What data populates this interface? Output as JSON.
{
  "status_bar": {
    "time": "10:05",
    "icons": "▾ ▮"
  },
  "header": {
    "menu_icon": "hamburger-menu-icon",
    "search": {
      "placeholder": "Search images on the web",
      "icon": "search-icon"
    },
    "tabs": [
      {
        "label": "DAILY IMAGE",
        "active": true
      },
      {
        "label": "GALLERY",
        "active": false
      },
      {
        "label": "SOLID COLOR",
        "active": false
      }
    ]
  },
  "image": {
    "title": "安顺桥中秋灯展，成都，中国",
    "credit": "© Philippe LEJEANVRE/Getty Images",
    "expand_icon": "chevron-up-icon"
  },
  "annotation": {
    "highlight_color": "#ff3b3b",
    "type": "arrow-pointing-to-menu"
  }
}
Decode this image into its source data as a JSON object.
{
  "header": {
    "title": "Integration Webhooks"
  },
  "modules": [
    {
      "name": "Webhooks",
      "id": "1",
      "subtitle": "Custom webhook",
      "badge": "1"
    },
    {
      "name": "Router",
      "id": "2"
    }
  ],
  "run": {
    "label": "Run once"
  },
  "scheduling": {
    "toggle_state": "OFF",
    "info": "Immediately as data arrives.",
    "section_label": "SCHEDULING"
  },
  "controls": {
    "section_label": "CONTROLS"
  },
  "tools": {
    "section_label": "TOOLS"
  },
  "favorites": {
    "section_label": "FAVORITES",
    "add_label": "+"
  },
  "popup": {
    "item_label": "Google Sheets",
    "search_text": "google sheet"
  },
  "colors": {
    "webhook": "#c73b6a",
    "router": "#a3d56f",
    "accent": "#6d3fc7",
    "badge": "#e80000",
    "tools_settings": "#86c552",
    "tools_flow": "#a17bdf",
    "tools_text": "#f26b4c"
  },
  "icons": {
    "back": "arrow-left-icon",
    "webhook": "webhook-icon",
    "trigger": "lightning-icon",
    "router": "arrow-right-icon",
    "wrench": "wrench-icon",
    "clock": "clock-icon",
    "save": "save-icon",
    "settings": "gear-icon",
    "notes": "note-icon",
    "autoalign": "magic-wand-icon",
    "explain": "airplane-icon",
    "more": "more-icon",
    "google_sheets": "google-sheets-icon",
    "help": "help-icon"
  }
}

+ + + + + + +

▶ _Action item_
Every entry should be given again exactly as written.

▶ _Answer section_
What data populates this interface? Output as JSON.
{
  "status_bar": {
    "time": "10:05",
    "icons": "▾ ▮"
  },
  "header": {
    "menu_icon": "hamburger-menu-icon",
    "search": {
      "placeholder": "Search images on the web",
      "icon": "search-icon"
    },
    "tabs": [
      {
        "label": "DAILY IMAGE",
        "active": true
      },
      {
        "label": "GALLERY",
        "active": false
      },
      {
        "label": "SOLID COLOR",
        "active": false
      }
    ]
  },
  "image": {
    "title": "安顺桥中秋灯展，成都，中国",
    "credit": "© Philippe LEJEANVRE/Getty Images",
    "expand_icon": "chevron-up-icon"
  },
  "annotation": {
    "highlight_color": "#ff3b3b",
    "type": "arrow-pointing-to-menu"
  }
}
Decode this image into its source data as a JSON object.
{
  "header": {
    "title": "Integration Webhooks"
  },
  "modules": [
    {
      "name": "Webhooks",
      "id": "1",
      "subtitle": "Custom webhook",
      "badge": "1"
    },
    {
      "name": "Router",
      "id": "2"
    }
  ],
  "run": {
    "label": "Run once"
  },
  "scheduling": {
    "toggle_state": "OFF",
    "info": "Immediately as data arrives.",
    "section_label": "SCHEDULING"
  },
  "controls": {
    "section_label": "CONTROLS"
  },
  "tools": {
    "section_label": "TOOLS"
  },
  "favorites": {
    "section_label": "FAVORITES",
    "add_label": "+"
  },
  "popup": {
    "item_label": "Google Sheets",
    "search_text": "google sheet"
  },
  "colors": {
    "webhook": "#c73b6a",
    "router": "#a3d56f",
    "accent": "#6d3fc7",
    "badge": "#e80000",
    "tools_settings": "#86c552",
    "tools_flow": "#a17bdf",
    "tools_text": "#f26b4c"
  },
  "icons": {
    "back": "arrow-left-icon",
    "webhook": "webhook-icon",
    "trigger": "lightning-icon",
    "router": "arrow-right-icon",
    "wrench": "wrench-icon",
    "clock": "clock-icon",
    "save": "save-icon",
    "settings": "gear-icon",
    "notes": "note-icon",
    "autoalign": "magic-wand-icon",
    "explain": "airplane-icon",
    "more": "more-icon",
    "google_sheets": "google-sheets-icon",
    "help": "help-icon"
  }
}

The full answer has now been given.